| PROBLEM STATEMENT |
For this task, copy all of the data below exactly and skip the pictures.

| TASK DATA |

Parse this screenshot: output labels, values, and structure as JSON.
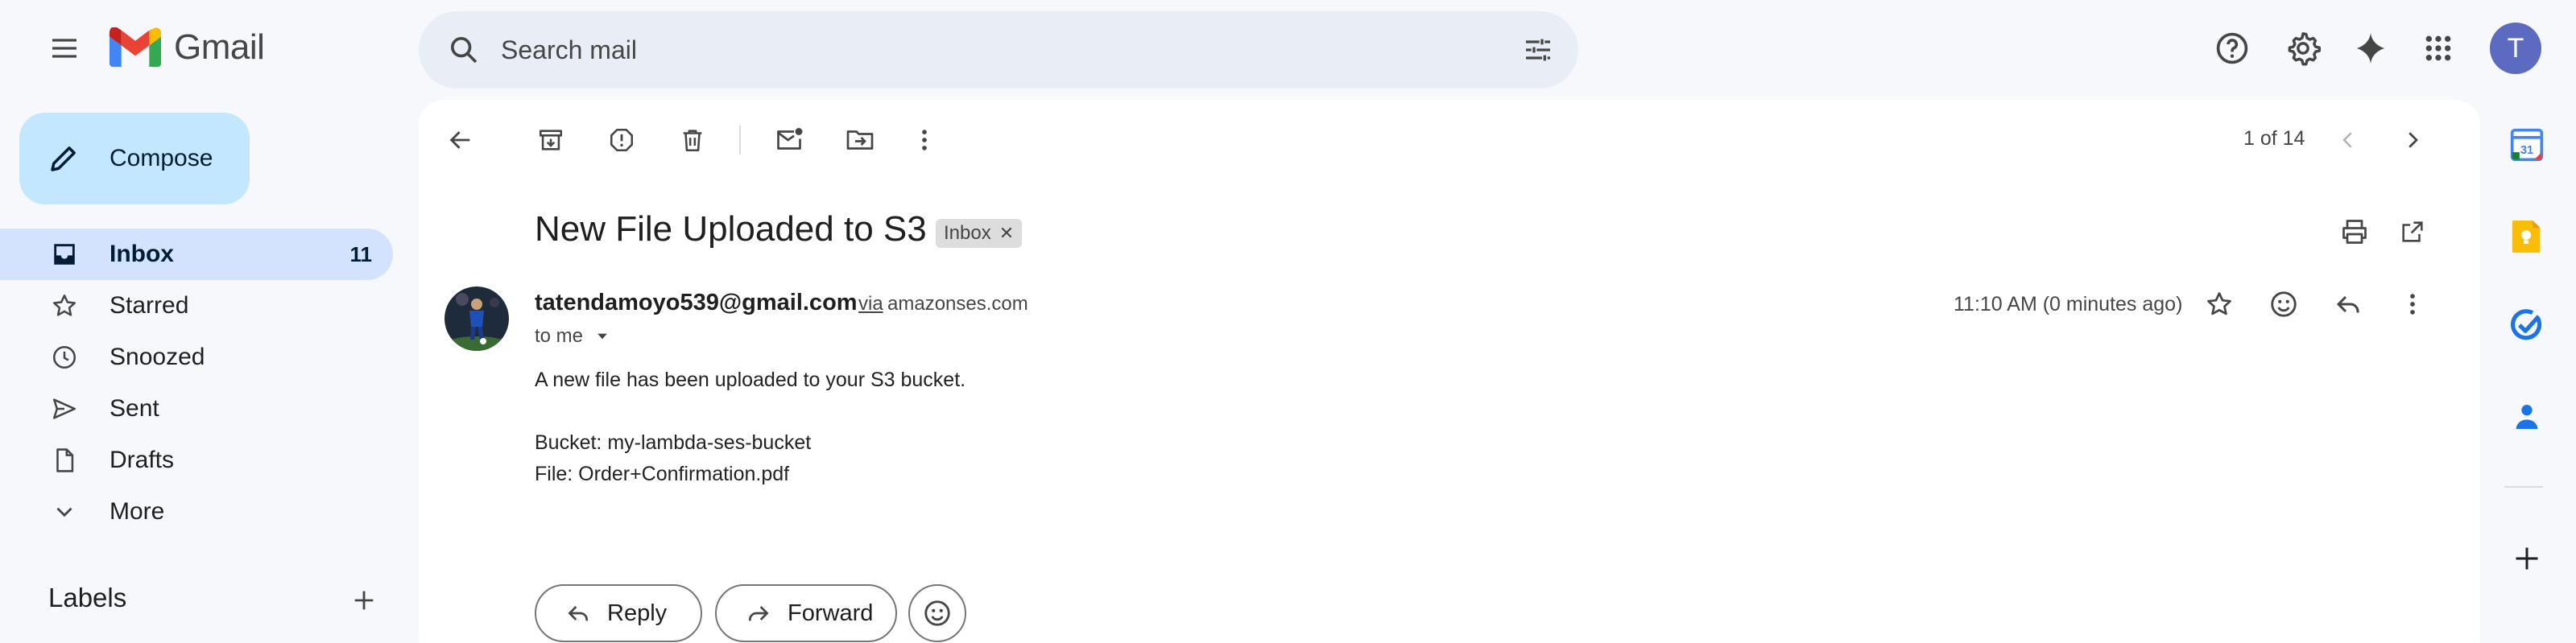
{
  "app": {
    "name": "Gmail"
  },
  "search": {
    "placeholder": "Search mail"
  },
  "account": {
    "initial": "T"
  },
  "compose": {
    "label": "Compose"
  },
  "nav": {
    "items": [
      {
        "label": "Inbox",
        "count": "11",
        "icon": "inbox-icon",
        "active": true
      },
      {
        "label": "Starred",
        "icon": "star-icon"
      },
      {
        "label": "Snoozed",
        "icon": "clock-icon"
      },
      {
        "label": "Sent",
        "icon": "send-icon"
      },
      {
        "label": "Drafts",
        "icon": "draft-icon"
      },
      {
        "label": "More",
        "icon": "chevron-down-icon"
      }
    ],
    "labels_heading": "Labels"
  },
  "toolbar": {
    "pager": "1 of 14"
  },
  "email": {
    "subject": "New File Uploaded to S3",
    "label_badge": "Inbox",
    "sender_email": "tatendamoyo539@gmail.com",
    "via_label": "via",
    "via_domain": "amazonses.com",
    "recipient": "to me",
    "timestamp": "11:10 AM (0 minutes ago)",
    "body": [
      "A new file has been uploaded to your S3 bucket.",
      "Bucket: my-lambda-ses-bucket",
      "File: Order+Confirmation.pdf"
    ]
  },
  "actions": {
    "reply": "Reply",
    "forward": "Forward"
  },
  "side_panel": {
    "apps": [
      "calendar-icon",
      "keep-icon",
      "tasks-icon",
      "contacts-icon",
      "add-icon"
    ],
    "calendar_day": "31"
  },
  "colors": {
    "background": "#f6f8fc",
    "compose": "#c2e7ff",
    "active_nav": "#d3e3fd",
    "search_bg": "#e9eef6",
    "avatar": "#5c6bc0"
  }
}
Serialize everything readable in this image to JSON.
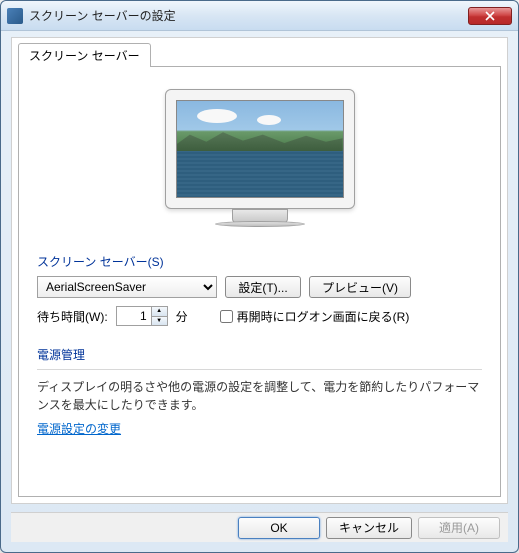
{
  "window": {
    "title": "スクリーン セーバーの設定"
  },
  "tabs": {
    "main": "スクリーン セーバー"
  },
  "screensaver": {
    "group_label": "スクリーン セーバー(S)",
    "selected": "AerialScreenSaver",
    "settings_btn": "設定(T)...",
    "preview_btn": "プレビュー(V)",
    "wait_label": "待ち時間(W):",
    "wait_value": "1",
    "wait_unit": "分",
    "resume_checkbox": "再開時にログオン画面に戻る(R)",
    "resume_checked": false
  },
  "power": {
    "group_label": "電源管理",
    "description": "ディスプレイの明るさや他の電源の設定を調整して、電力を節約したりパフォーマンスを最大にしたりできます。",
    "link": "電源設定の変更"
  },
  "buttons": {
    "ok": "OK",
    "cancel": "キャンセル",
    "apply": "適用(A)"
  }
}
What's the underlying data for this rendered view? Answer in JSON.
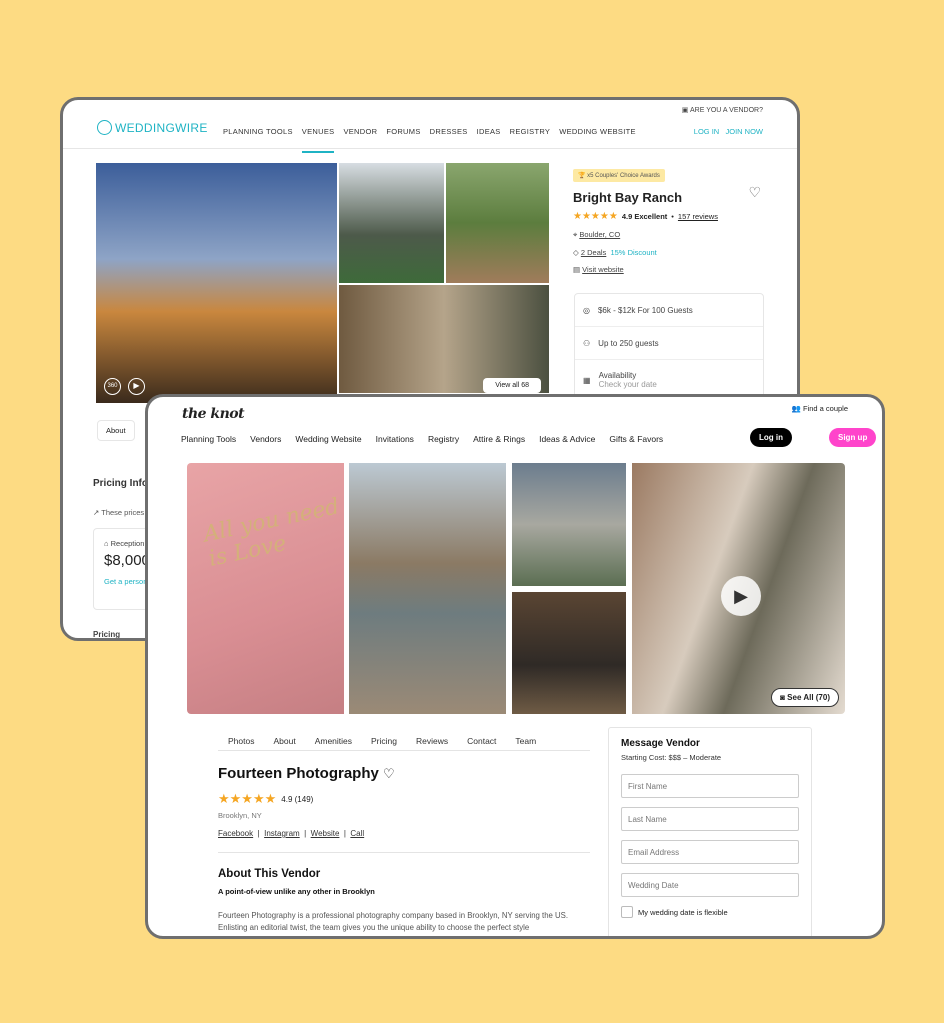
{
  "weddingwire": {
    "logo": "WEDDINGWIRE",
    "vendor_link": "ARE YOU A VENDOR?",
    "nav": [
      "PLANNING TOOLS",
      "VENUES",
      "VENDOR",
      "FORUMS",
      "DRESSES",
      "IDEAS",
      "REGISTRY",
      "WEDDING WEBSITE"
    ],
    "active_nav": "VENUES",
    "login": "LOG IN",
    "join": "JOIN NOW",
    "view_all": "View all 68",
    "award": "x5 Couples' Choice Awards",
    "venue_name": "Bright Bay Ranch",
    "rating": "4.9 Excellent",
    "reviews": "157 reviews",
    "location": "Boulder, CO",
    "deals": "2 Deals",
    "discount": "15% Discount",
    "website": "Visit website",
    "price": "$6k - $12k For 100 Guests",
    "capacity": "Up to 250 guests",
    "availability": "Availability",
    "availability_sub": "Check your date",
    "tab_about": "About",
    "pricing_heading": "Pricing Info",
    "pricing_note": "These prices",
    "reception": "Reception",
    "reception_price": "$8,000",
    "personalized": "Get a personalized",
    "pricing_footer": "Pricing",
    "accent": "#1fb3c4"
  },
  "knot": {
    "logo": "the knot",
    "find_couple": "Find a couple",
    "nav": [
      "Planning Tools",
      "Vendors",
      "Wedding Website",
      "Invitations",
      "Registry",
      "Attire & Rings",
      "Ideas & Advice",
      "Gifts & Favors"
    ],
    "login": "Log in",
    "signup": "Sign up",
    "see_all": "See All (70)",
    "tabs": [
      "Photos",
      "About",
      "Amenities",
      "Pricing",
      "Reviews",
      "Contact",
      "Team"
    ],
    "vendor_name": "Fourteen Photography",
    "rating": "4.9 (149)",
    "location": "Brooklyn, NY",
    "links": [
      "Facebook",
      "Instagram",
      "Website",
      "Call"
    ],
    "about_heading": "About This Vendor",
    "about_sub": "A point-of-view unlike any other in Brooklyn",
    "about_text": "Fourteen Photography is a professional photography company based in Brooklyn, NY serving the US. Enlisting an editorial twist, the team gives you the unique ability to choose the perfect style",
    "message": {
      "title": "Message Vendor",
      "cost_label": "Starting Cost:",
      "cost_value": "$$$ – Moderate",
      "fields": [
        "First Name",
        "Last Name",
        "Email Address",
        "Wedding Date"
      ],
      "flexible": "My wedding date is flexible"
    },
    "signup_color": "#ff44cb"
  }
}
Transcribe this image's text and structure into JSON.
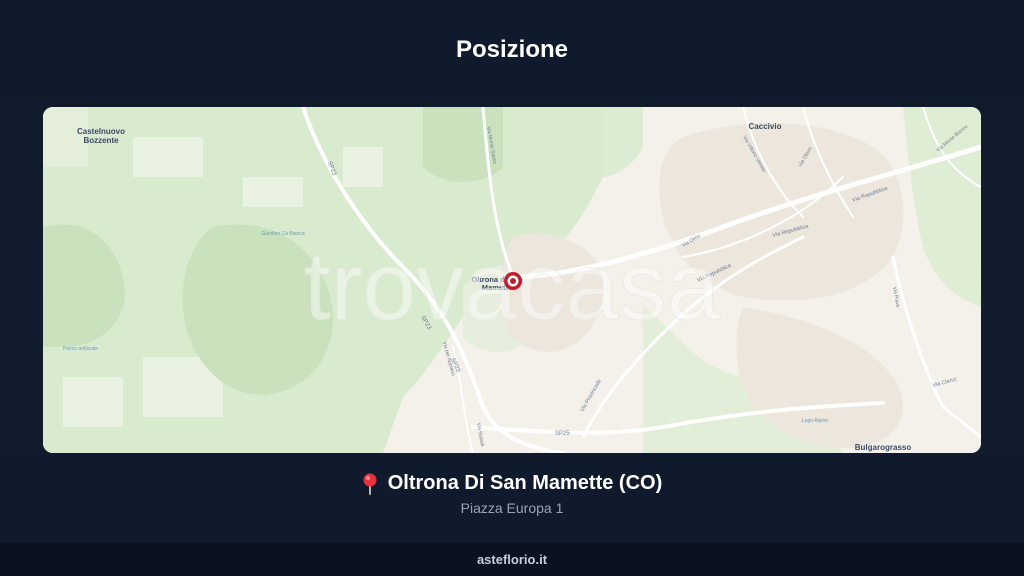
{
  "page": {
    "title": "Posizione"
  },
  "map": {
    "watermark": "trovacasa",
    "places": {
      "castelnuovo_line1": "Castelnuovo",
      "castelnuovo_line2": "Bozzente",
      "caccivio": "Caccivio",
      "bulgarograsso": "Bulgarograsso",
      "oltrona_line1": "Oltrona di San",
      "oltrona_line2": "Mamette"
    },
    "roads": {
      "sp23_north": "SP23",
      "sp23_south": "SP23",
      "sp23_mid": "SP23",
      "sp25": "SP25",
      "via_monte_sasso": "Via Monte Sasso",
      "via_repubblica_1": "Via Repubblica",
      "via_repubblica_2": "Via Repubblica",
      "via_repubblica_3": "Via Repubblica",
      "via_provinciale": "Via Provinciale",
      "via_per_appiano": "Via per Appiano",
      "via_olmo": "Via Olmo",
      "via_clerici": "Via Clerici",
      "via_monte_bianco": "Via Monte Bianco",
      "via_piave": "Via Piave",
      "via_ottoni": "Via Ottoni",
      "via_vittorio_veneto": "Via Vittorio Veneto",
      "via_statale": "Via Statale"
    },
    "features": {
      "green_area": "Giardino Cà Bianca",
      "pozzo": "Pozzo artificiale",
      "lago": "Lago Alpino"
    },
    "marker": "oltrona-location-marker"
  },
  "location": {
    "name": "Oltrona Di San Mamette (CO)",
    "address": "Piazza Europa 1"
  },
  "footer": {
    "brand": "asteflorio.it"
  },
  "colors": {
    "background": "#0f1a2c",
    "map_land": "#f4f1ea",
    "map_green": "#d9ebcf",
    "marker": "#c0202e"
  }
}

| ANSWER TO THIS PROBLEM |
Parse this screenshot: output labels, values, and structure as JSON.
{
  "app": {
    "name": "Gmail"
  },
  "search": {
    "placeholder": "Search mail"
  },
  "account": {
    "initial": "T"
  },
  "compose": {
    "label": "Compose"
  },
  "nav": {
    "items": [
      {
        "label": "Inbox",
        "count": "11",
        "icon": "inbox-icon",
        "active": true
      },
      {
        "label": "Starred",
        "icon": "star-icon"
      },
      {
        "label": "Snoozed",
        "icon": "clock-icon"
      },
      {
        "label": "Sent",
        "icon": "send-icon"
      },
      {
        "label": "Drafts",
        "icon": "draft-icon"
      },
      {
        "label": "More",
        "icon": "chevron-down-icon"
      }
    ],
    "labels_heading": "Labels"
  },
  "toolbar": {
    "pager": "1 of 14"
  },
  "email": {
    "subject": "New File Uploaded to S3",
    "label_badge": "Inbox",
    "sender_email": "tatendamoyo539@gmail.com",
    "via_label": "via",
    "via_domain": "amazonses.com",
    "recipient": "to me",
    "timestamp": "11:10 AM (0 minutes ago)",
    "body": [
      "A new file has been uploaded to your S3 bucket.",
      "Bucket: my-lambda-ses-bucket",
      "File: Order+Confirmation.pdf"
    ]
  },
  "actions": {
    "reply": "Reply",
    "forward": "Forward"
  },
  "side_panel": {
    "apps": [
      "calendar-icon",
      "keep-icon",
      "tasks-icon",
      "contacts-icon",
      "add-icon"
    ],
    "calendar_day": "31"
  },
  "colors": {
    "background": "#f6f8fc",
    "compose": "#c2e7ff",
    "active_nav": "#d3e3fd",
    "search_bg": "#e9eef6",
    "avatar": "#5c6bc0"
  }
}
Serialize everything readable in this image to JSON.
{
  "window": {
    "title": "スクリーン セーバーの設定"
  },
  "tabs": {
    "main": "スクリーン セーバー"
  },
  "screensaver": {
    "group_label": "スクリーン セーバー(S)",
    "selected": "AerialScreenSaver",
    "settings_btn": "設定(T)...",
    "preview_btn": "プレビュー(V)",
    "wait_label": "待ち時間(W):",
    "wait_value": "1",
    "wait_unit": "分",
    "resume_checkbox": "再開時にログオン画面に戻る(R)",
    "resume_checked": false
  },
  "power": {
    "group_label": "電源管理",
    "description": "ディスプレイの明るさや他の電源の設定を調整して、電力を節約したりパフォーマンスを最大にしたりできます。",
    "link": "電源設定の変更"
  },
  "buttons": {
    "ok": "OK",
    "cancel": "キャンセル",
    "apply": "適用(A)"
  }
}
What's the underlying data for this rendered view? Answer in JSON.
{
  "weddingwire": {
    "logo": "WEDDINGWIRE",
    "vendor_link": "ARE YOU A VENDOR?",
    "nav": [
      "PLANNING TOOLS",
      "VENUES",
      "VENDOR",
      "FORUMS",
      "DRESSES",
      "IDEAS",
      "REGISTRY",
      "WEDDING WEBSITE"
    ],
    "active_nav": "VENUES",
    "login": "LOG IN",
    "join": "JOIN NOW",
    "view_all": "View all 68",
    "award": "x5 Couples' Choice Awards",
    "venue_name": "Bright Bay Ranch",
    "rating": "4.9 Excellent",
    "reviews": "157 reviews",
    "location": "Boulder, CO",
    "deals": "2 Deals",
    "discount": "15% Discount",
    "website": "Visit website",
    "price": "$6k - $12k For 100 Guests",
    "capacity": "Up to 250 guests",
    "availability": "Availability",
    "availability_sub": "Check your date",
    "tab_about": "About",
    "pricing_heading": "Pricing Info",
    "pricing_note": "These prices",
    "reception": "Reception",
    "reception_price": "$8,000",
    "personalized": "Get a personalized",
    "pricing_footer": "Pricing",
    "accent": "#1fb3c4"
  },
  "knot": {
    "logo": "the knot",
    "find_couple": "Find a couple",
    "nav": [
      "Planning Tools",
      "Vendors",
      "Wedding Website",
      "Invitations",
      "Registry",
      "Attire & Rings",
      "Ideas & Advice",
      "Gifts & Favors"
    ],
    "login": "Log in",
    "signup": "Sign up",
    "see_all": "See All (70)",
    "tabs": [
      "Photos",
      "About",
      "Amenities",
      "Pricing",
      "Reviews",
      "Contact",
      "Team"
    ],
    "vendor_name": "Fourteen Photography",
    "rating": "4.9 (149)",
    "location": "Brooklyn, NY",
    "links": [
      "Facebook",
      "Instagram",
      "Website",
      "Call"
    ],
    "about_heading": "About This Vendor",
    "about_sub": "A point-of-view unlike any other in Brooklyn",
    "about_text": "Fourteen Photography is a professional photography company based in Brooklyn, NY serving the US. Enlisting an editorial twist, the team gives you the unique ability to choose the perfect style",
    "message": {
      "title": "Message Vendor",
      "cost_label": "Starting Cost:",
      "cost_value": "$$$ – Moderate",
      "fields": [
        "First Name",
        "Last Name",
        "Email Address",
        "Wedding Date"
      ],
      "flexible": "My wedding date is flexible"
    },
    "signup_color": "#ff44cb"
  }
}
Transcribe this image's text and structure into JSON.
{
  "page": {
    "title": "Posizione"
  },
  "map": {
    "watermark": "trovacasa",
    "places": {
      "castelnuovo_line1": "Castelnuovo",
      "castelnuovo_line2": "Bozzente",
      "caccivio": "Caccivio",
      "bulgarograsso": "Bulgarograsso",
      "oltrona_line1": "Oltrona di San",
      "oltrona_line2": "Mamette"
    },
    "roads": {
      "sp23_north": "SP23",
      "sp23_south": "SP23",
      "sp23_mid": "SP23",
      "sp25": "SP25",
      "via_monte_sasso": "Via Monte Sasso",
      "via_repubblica_1": "Via Repubblica",
      "via_repubblica_2": "Via Repubblica",
      "via_repubblica_3": "Via Repubblica",
      "via_provinciale": "Via Provinciale",
      "via_per_appiano": "Via per Appiano",
      "via_olmo": "Via Olmo",
      "via_clerici": "Via Clerici",
      "via_monte_bianco": "Via Monte Bianco",
      "via_piave": "Via Piave",
      "via_ottoni": "Via Ottoni",
      "via_vittorio_veneto": "Via Vittorio Veneto",
      "via_statale": "Via Statale"
    },
    "features": {
      "green_area": "Giardino Cà Bianca",
      "pozzo": "Pozzo artificiale",
      "lago": "Lago Alpino"
    },
    "marker": "oltrona-location-marker"
  },
  "location": {
    "name": "Oltrona Di San Mamette (CO)",
    "address": "Piazza Europa 1"
  },
  "footer": {
    "brand": "asteflorio.it"
  },
  "colors": {
    "background": "#0f1a2c",
    "map_land": "#f4f1ea",
    "map_green": "#d9ebcf",
    "marker": "#c0202e"
  }
}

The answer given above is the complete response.